While it may not be disputed that Bi-Courtney had not performed in terms of diligent discharge of the concession contract, events surrounding the contract revocation since the last one week certainly raise questions. The Minister of Works was quoted as telling journalists in Abuja on Wednesday, the same day EFCC filed its suit against Babalakin, "It is one of the rights given to government as a guarantor in the concession to terminate when certain things go wrong in the section prescribed in the agreement. And that is precisely what government did. So they are free to go to court and government will meet them in the law court."
There is definitely a curious logic of timing in the commission's move against Babalakin. Many suspect that the EFCC action might have been purposed to hinder attempts by the lawyer to seek redress in court over the revocation of his company's contract with the federal government. There is also another theory which says that Bi-Courtney's obvious predisposition to a court action might have angered the government, causing it to unleash EFCC, an agency that has been alleged to act sometimes like an attack dog of the federal government following its penchant for going after perceived enemies of the president.
The federal government has caused all the curiosity around the Babalakin issue with its approach, which many adjudge as flawed. This sends out the wrong message to the world at a time the federal and state governments are spending millions of naira in tax payers' money on foreign expeditions said to be meant to attract investors.
Most importantly, perhaps, is the fact that the questions surrounding the Babalakin saga are another bold statement of where EFCC's allegiances really lie.

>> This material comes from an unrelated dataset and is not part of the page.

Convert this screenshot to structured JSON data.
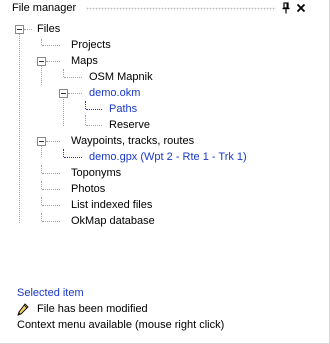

The Babalakin issue may, therefore, be another test case for Jonathan. The onus is on the president to disprove the growing allegation that his administration is pursuing an anticorruption strategy not dissimilar from that of Obasanjo, whose administration was notorious for a war on corruption that was targeted against perceived enemies of the president.